- Onfleet, a supplier of delivery management software to grocers and other retailers, has raised $14 million in Series A funding, the company announced Friday. The round was led by Kennet Partners.
- The San Francisco-based firm, which works with retailers including Kroger, United Supermarkets and Imperfect Foods, will use the funds to rapidly expand its employee base, Onfleet co-founder and CEO Khaled Naim said.
- Onfleet has been riding a wave of demand for its services as retailers look to enhance their ability to provide delivery services to online customers.
The surge in demand for e-commerce services fueled by the pandemic has underscored the need for retailers to find ways to efficiently bridge the distance between their locations and customers' homes. While many companies have turned to providers like Instacart and Shipt to handle these operations, others have opted to run their own delivery services, creating a growing need for tools to manage behind-the-scenes details.
Onfleet's technology integrates with retailers' online ordering systems to help retailers plan and optimize delivery routes, track drivers, provide updates to customers and collect feedback. The software also allows drivers to handle details like recording customer signatures and verifying an order recipient's age when dropping off alcoholic beverages.
Onfleet, which was founded in 2012 by a group of engineers at Stanford University, has raised a total of $20 million in funding. The company works directly with retailers that run their own delivery fleets and also partners with third-party delivery companies.

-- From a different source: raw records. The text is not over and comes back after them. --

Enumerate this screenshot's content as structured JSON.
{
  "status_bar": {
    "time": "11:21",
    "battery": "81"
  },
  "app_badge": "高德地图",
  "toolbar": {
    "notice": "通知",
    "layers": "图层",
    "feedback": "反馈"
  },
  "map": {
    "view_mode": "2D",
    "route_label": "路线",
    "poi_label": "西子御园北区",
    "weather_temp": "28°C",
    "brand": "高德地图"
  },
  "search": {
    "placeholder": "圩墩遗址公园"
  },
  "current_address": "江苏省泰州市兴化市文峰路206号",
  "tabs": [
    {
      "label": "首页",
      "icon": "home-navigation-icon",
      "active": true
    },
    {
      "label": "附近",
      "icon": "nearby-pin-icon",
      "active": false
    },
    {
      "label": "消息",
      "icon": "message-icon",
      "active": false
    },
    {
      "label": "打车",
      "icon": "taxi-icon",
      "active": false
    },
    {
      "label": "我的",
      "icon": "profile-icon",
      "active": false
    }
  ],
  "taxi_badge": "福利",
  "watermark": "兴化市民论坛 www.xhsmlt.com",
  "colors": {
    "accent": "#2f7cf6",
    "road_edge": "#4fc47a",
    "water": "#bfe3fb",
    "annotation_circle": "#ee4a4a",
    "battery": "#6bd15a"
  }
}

Onfleet strives to help retailers reduce the costs that stem from running delivery services, according to Naim. "What we see really working when you're talking about margin is, 'Let's build dense routes, aggregate demand and [set up] specific time windows in order to maximize efficiency,'" he said. "That driver's wage is the biggest cost with last-mile, assuming they're bringing their own vehicle, and you want to squeeze as many orders per unit time as possible."

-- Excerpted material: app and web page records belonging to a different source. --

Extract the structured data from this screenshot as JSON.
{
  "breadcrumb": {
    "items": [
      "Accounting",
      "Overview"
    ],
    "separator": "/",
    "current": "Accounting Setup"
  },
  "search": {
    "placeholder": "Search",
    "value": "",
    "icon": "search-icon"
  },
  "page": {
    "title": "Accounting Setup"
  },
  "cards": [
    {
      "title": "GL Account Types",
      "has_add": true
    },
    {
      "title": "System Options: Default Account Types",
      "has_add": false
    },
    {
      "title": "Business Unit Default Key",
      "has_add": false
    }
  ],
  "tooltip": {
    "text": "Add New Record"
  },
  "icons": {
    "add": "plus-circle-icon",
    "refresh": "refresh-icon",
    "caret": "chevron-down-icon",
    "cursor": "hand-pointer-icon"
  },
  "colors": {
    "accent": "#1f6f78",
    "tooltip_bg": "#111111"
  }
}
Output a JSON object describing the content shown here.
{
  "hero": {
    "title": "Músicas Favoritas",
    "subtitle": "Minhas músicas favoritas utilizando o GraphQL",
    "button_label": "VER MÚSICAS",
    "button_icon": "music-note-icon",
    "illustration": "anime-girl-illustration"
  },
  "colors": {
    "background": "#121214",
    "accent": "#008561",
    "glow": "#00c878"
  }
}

Thistle, a West Coast meal delivery service that ships fresh, ready-to-eat foods to customers twice a week, uses Onfleet's technology to manage deliveries. CEO Ashwin Cheriyan, who founded Thistle with his wife, said running e-commerce fulfillment in-house using drivers who provide their own vehicles has helped the company better serve customers. Thistle had been using a third-party delivery service, but decided to put drivers on its own payroll in 2018.

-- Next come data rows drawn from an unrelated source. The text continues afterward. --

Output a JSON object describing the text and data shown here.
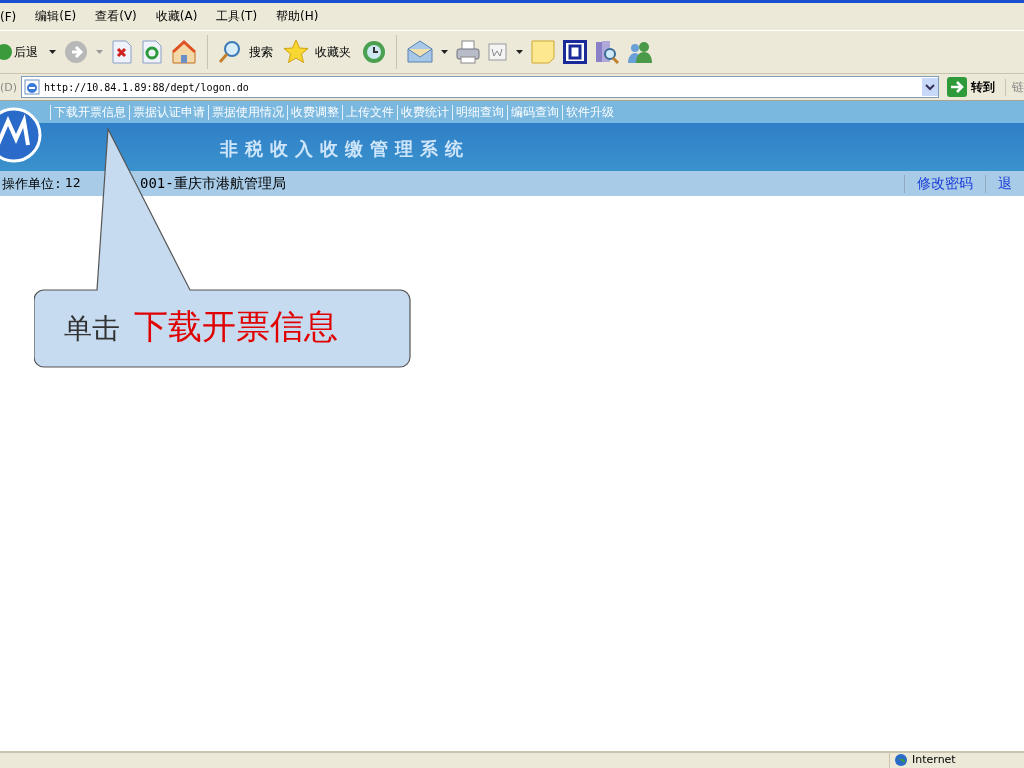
{
  "menu_bar": [
    "(F)",
    "编辑(E)",
    "查看(V)",
    "收藏(A)",
    "工具(T)",
    "帮助(H)"
  ],
  "toolbar": {
    "back": "后退",
    "search": "搜索",
    "favorites": "收藏夹"
  },
  "address_bar": {
    "label": "(D)",
    "url": "http://10.84.1.89:88/dept/logon.do",
    "go": "转到",
    "links": "链"
  },
  "app": {
    "nav": [
      "下载开票信息",
      "票据认证申请",
      "票据使用情况",
      "收费调整",
      "上传文件",
      "收费统计",
      "明细查询",
      "编码查询",
      "软件升级"
    ],
    "title": "非税收入收缴管理系统",
    "unit_label": "操作单位:",
    "unit_code": "12",
    "unit_rest": "001-重庆市港航管理局",
    "links": [
      "修改密码",
      "退"
    ]
  },
  "callout": {
    "prefix": "单击",
    "target": "下载开票信息"
  },
  "status_bar": {
    "zone": "Internet"
  }
}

"Delivery [is] such a critical part of the experience, because if the delivery goes well, then we make good on our promise that our platform is easy," said Cheriyan. "If the delivery goes poorly, we actually haven't made things easy at all. And that would complicate a customer's life."